Apart from the pictures, every entry must be retyped exactly.

::: INPUT DATA

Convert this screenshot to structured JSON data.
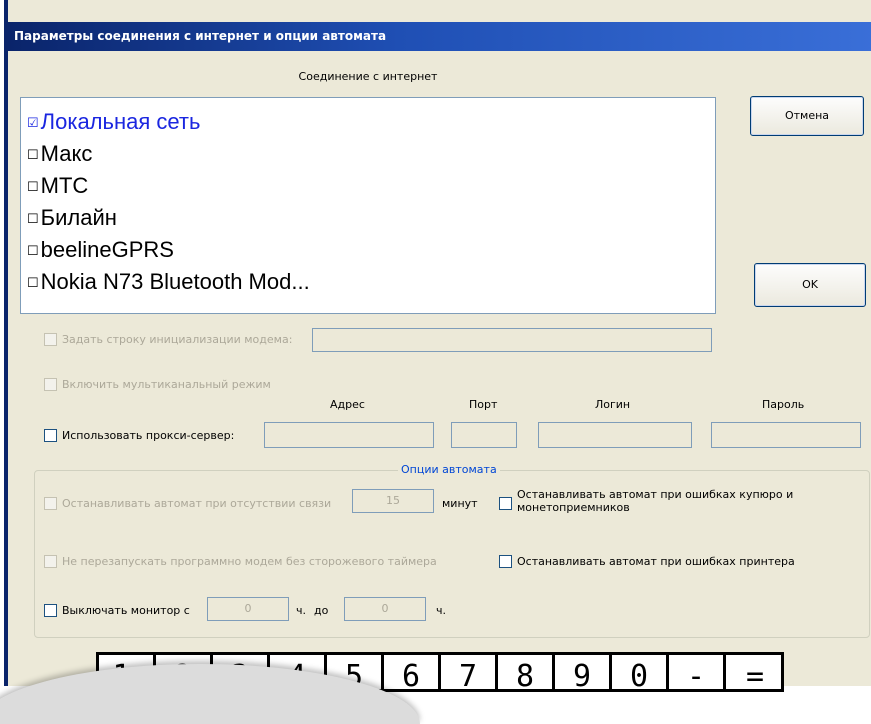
{
  "window": {
    "title": "Параметры соединения с интернет и опции автомата"
  },
  "connection": {
    "caption": "Соединение с интернет",
    "items": [
      {
        "label": "Локальная сеть",
        "checked": true
      },
      {
        "label": "Макс",
        "checked": false
      },
      {
        "label": "МТС",
        "checked": false
      },
      {
        "label": "Билайн",
        "checked": false
      },
      {
        "label": "beelineGPRS",
        "checked": false
      },
      {
        "label": "Nokia N73 Bluetooth Mod...",
        "checked": false
      }
    ],
    "checked_glyph": "☑",
    "unchecked_glyph": "☐"
  },
  "buttons": {
    "cancel": "Отмена",
    "ok": "OK"
  },
  "modem": {
    "init_string_label": "Задать строку инициализации модема:",
    "init_string_value": "",
    "multichannel_label": "Включить мультиканальный режим"
  },
  "proxy": {
    "label": "Использовать прокси-сервер:",
    "headers": {
      "address": "Адрес",
      "port": "Порт",
      "login": "Логин",
      "password": "Пароль"
    },
    "values": {
      "address": "",
      "port": "",
      "login": "",
      "password": ""
    }
  },
  "options": {
    "caption": "Опции автомата",
    "stop_no_link_label": "Останавливать автомат при отсутствии связи",
    "stop_no_link_minutes": "15",
    "minutes_unit": "минут",
    "stop_bill_errors_label": "Останавливать автомат при ошибках купюро и монетоприемников",
    "no_restart_modem_label": "Не перезапускать программно модем  без сторожевого таймера",
    "stop_printer_errors_label": "Останавливать автомат при ошибках принтера",
    "monitor_off_label": "Выключать монитор с",
    "monitor_from": "0",
    "hours_unit": "ч.",
    "to_label": "до",
    "monitor_to": "0",
    "hours_unit_2": "ч."
  },
  "keyboard": {
    "keys": [
      "1",
      "2",
      "3",
      "4",
      "5",
      "6",
      "7",
      "8",
      "9",
      "0",
      "-",
      "="
    ]
  },
  "colors": {
    "selected_item": "#1a26e0",
    "group_caption": "#0046d5",
    "titlebar": "#0a246a"
  }
}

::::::

» **TASK SOLUTION**:
Convert this screenshot to structured JSON data.
{
  "window": {
    "title": "Параметры соединения с интернет и опции автомата"
  },
  "connection": {
    "caption": "Соединение с интернет",
    "items": [
      {
        "label": "Локальная сеть",
        "checked": true
      },
      {
        "label": "Макс",
        "checked": false
      },
      {
        "label": "МТС",
        "checked": false
      },
      {
        "label": "Билайн",
        "checked": false
      },
      {
        "label": "beelineGPRS",
        "checked": false
      },
      {
        "label": "Nokia N73 Bluetooth Mod...",
        "checked": false
      }
    ],
    "checked_glyph": "☑",
    "unchecked_glyph": "☐"
  },
  "buttons": {
    "cancel": "Отмена",
    "ok": "OK"
  },
  "modem": {
    "init_string_label": "Задать строку инициализации модема:",
    "init_string_value": "",
    "multichannel_label": "Включить мультиканальный режим"
  },
  "proxy": {
    "label": "Использовать прокси-сервер:",
    "headers": {
      "address": "Адрес",
      "port": "Порт",
      "login": "Логин",
      "password": "Пароль"
    },
    "values": {
      "address": "",
      "port": "",
      "login": "",
      "password": ""
    }
  },
  "options": {
    "caption": "Опции автомата",
    "stop_no_link_label": "Останавливать автомат при отсутствии связи",
    "stop_no_link_minutes": "15",
    "minutes_unit": "минут",
    "stop_bill_errors_label": "Останавливать автомат при ошибках купюро и монетоприемников",
    "no_restart_modem_label": "Не перезапускать программно модем  без сторожевого таймера",
    "stop_printer_errors_label": "Останавливать автомат при ошибках принтера",
    "monitor_off_label": "Выключать монитор с",
    "monitor_from": "0",
    "hours_unit": "ч.",
    "to_label": "до",
    "monitor_to": "0",
    "hours_unit_2": "ч."
  },
  "keyboard": {
    "keys": [
      "1",
      "2",
      "3",
      "4",
      "5",
      "6",
      "7",
      "8",
      "9",
      "0",
      "-",
      "="
    ]
  },
  "colors": {
    "selected_item": "#1a26e0",
    "group_caption": "#0046d5",
    "titlebar": "#0a246a"
  }
}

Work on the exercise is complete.